MATERIAL FOR THIS EXERCISE Block Start

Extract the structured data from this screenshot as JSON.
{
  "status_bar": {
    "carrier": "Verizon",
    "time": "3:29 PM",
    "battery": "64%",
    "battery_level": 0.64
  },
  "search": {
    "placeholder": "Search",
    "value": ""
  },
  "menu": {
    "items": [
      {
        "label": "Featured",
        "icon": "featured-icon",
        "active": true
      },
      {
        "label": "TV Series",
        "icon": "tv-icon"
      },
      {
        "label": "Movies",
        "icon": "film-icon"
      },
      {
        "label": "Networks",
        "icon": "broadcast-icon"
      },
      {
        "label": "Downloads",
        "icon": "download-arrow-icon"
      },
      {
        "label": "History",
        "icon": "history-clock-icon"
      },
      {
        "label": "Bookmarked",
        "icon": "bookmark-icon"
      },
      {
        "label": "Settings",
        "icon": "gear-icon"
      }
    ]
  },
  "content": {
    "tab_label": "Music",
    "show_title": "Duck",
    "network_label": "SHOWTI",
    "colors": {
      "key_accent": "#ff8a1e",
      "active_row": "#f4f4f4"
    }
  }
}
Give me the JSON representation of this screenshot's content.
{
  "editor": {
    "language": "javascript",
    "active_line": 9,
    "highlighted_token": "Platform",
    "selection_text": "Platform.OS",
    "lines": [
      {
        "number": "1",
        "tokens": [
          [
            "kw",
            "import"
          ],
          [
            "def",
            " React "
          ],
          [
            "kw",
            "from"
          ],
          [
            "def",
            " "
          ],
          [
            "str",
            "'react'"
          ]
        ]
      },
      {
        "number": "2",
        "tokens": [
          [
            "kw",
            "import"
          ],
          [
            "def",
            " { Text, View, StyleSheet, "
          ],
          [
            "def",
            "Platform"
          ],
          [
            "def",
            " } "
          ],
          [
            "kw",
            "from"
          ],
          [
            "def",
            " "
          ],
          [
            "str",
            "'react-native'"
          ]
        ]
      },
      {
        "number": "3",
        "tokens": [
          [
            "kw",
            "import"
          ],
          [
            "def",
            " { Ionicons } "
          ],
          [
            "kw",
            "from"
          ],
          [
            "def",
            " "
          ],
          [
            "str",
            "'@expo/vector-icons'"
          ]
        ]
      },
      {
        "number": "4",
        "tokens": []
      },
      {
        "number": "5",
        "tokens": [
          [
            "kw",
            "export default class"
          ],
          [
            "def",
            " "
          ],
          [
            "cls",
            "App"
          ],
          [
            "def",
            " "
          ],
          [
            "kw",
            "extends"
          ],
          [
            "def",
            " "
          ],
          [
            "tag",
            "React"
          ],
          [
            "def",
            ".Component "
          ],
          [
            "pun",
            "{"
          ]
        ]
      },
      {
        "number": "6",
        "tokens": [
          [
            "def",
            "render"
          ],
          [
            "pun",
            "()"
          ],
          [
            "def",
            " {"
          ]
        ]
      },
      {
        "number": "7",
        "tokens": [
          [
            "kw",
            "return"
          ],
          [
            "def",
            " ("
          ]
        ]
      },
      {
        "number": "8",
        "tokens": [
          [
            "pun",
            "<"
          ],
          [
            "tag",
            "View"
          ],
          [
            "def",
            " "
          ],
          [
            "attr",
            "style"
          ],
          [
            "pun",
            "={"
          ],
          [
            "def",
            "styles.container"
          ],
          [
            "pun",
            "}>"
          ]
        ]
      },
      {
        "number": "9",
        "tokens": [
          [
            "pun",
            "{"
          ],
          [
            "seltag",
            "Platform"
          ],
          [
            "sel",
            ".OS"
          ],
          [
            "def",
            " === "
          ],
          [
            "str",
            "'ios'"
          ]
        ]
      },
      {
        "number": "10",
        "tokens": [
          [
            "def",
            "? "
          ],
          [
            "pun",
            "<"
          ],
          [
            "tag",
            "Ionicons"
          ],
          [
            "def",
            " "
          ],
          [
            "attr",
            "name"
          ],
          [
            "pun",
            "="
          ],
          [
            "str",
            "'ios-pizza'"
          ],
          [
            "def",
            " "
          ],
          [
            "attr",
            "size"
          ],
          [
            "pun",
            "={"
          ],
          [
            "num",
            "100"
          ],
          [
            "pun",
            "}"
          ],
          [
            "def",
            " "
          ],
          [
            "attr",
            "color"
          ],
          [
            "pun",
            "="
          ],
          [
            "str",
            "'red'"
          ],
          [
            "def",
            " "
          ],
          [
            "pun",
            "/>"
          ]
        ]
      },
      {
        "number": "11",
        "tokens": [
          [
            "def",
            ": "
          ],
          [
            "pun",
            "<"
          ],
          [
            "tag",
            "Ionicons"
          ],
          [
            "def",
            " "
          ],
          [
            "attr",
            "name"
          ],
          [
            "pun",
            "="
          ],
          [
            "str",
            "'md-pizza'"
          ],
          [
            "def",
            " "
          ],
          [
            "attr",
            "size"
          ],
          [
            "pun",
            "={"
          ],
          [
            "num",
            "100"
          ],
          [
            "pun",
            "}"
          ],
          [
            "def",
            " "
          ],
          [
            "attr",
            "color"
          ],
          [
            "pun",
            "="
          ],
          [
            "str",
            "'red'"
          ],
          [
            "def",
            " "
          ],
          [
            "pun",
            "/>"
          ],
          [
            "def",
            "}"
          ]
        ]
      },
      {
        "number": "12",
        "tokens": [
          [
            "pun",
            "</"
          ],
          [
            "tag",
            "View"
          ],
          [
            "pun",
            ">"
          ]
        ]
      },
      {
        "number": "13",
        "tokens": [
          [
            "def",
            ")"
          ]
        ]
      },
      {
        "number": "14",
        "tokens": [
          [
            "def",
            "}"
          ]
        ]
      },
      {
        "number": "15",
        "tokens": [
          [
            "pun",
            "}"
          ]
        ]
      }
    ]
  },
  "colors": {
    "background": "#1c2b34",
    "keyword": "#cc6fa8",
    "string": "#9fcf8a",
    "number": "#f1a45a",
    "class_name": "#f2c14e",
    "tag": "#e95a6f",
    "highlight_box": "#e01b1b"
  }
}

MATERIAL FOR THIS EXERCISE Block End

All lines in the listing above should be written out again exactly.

Extract the structured data from this screenshot as JSON.
{
  "status_bar": {
    "carrier": "Verizon",
    "time": "3:29 PM",
    "battery": "64%",
    "battery_level": 0.64
  },
  "search": {
    "placeholder": "Search",
    "value": ""
  },
  "menu": {
    "items": [
      {
        "label": "Featured",
        "icon": "featured-icon",
        "active": true
      },
      {
        "label": "TV Series",
        "icon": "tv-icon"
      },
      {
        "label": "Movies",
        "icon": "film-icon"
      },
      {
        "label": "Networks",
        "icon": "broadcast-icon"
      },
      {
        "label": "Downloads",
        "icon": "download-arrow-icon"
      },
      {
        "label": "History",
        "icon": "history-clock-icon"
      },
      {
        "label": "Bookmarked",
        "icon": "bookmark-icon"
      },
      {
        "label": "Settings",
        "icon": "gear-icon"
      }
    ]
  },
  "content": {
    "tab_label": "Music",
    "show_title": "Duck",
    "network_label": "SHOWTI",
    "colors": {
      "key_accent": "#ff8a1e",
      "active_row": "#f4f4f4"
    }
  }
}
Give me the JSON representation of this screenshot's content.
{
  "editor": {
    "language": "javascript",
    "active_line": 9,
    "highlighted_token": "Platform",
    "selection_text": "Platform.OS",
    "lines": [
      {
        "number": "1",
        "tokens": [
          [
            "kw",
            "import"
          ],
          [
            "def",
            " React "
          ],
          [
            "kw",
            "from"
          ],
          [
            "def",
            " "
          ],
          [
            "str",
            "'react'"
          ]
        ]
      },
      {
        "number": "2",
        "tokens": [
          [
            "kw",
            "import"
          ],
          [
            "def",
            " { Text, View, StyleSheet, "
          ],
          [
            "def",
            "Platform"
          ],
          [
            "def",
            " } "
          ],
          [
            "kw",
            "from"
          ],
          [
            "def",
            " "
          ],
          [
            "str",
            "'react-native'"
          ]
        ]
      },
      {
        "number": "3",
        "tokens": [
          [
            "kw",
            "import"
          ],
          [
            "def",
            " { Ionicons } "
          ],
          [
            "kw",
            "from"
          ],
          [
            "def",
            " "
          ],
          [
            "str",
            "'@expo/vector-icons'"
          ]
        ]
      },
      {
        "number": "4",
        "tokens": []
      },
      {
        "number": "5",
        "tokens": [
          [
            "kw",
            "export default class"
          ],
          [
            "def",
            " "
          ],
          [
            "cls",
            "App"
          ],
          [
            "def",
            " "
          ],
          [
            "kw",
            "extends"
          ],
          [
            "def",
            " "
          ],
          [
            "tag",
            "React"
          ],
          [
            "def",
            ".Component "
          ],
          [
            "pun",
            "{"
          ]
        ]
      },
      {
        "number": "6",
        "tokens": [
          [
            "def",
            "render"
          ],
          [
            "pun",
            "()"
          ],
          [
            "def",
            " {"
          ]
        ]
      },
      {
        "number": "7",
        "tokens": [
          [
            "kw",
            "return"
          ],
          [
            "def",
            " ("
          ]
        ]
      },
      {
        "number": "8",
        "tokens": [
          [
            "pun",
            "<"
          ],
          [
            "tag",
            "View"
          ],
          [
            "def",
            " "
          ],
          [
            "attr",
            "style"
          ],
          [
            "pun",
            "={"
          ],
          [
            "def",
            "styles.container"
          ],
          [
            "pun",
            "}>"
          ]
        ]
      },
      {
        "number": "9",
        "tokens": [
          [
            "pun",
            "{"
          ],
          [
            "seltag",
            "Platform"
          ],
          [
            "sel",
            ".OS"
          ],
          [
            "def",
            " === "
          ],
          [
            "str",
            "'ios'"
          ]
        ]
      },
      {
        "number": "10",
        "tokens": [
          [
            "def",
            "? "
          ],
          [
            "pun",
            "<"
          ],
          [
            "tag",
            "Ionicons"
          ],
          [
            "def",
            " "
          ],
          [
            "attr",
            "name"
          ],
          [
            "pun",
            "="
          ],
          [
            "str",
            "'ios-pizza'"
          ],
          [
            "def",
            " "
          ],
          [
            "attr",
            "size"
          ],
          [
            "pun",
            "={"
          ],
          [
            "num",
            "100"
          ],
          [
            "pun",
            "}"
          ],
          [
            "def",
            " "
          ],
          [
            "attr",
            "color"
          ],
          [
            "pun",
            "="
          ],
          [
            "str",
            "'red'"
          ],
          [
            "def",
            " "
          ],
          [
            "pun",
            "/>"
          ]
        ]
      },
      {
        "number": "11",
        "tokens": [
          [
            "def",
            ": "
          ],
          [
            "pun",
            "<"
          ],
          [
            "tag",
            "Ionicons"
          ],
          [
            "def",
            " "
          ],
          [
            "attr",
            "name"
          ],
          [
            "pun",
            "="
          ],
          [
            "str",
            "'md-pizza'"
          ],
          [
            "def",
            " "
          ],
          [
            "attr",
            "size"
          ],
          [
            "pun",
            "={"
          ],
          [
            "num",
            "100"
          ],
          [
            "pun",
            "}"
          ],
          [
            "def",
            " "
          ],
          [
            "attr",
            "color"
          ],
          [
            "pun",
            "="
          ],
          [
            "str",
            "'red'"
          ],
          [
            "def",
            " "
          ],
          [
            "pun",
            "/>"
          ],
          [
            "def",
            "}"
          ]
        ]
      },
      {
        "number": "12",
        "tokens": [
          [
            "pun",
            "</"
          ],
          [
            "tag",
            "View"
          ],
          [
            "pun",
            ">"
          ]
        ]
      },
      {
        "number": "13",
        "tokens": [
          [
            "def",
            ")"
          ]
        ]
      },
      {
        "number": "14",
        "tokens": [
          [
            "def",
            "}"
          ]
        ]
      },
      {
        "number": "15",
        "tokens": [
          [
            "pun",
            "}"
          ]
        ]
      }
    ]
  },
  "colors": {
    "background": "#1c2b34",
    "keyword": "#cc6fa8",
    "string": "#9fcf8a",
    "number": "#f1a45a",
    "class_name": "#f2c14e",
    "tag": "#e95a6f",
    "highlight_box": "#e01b1b"
  }
}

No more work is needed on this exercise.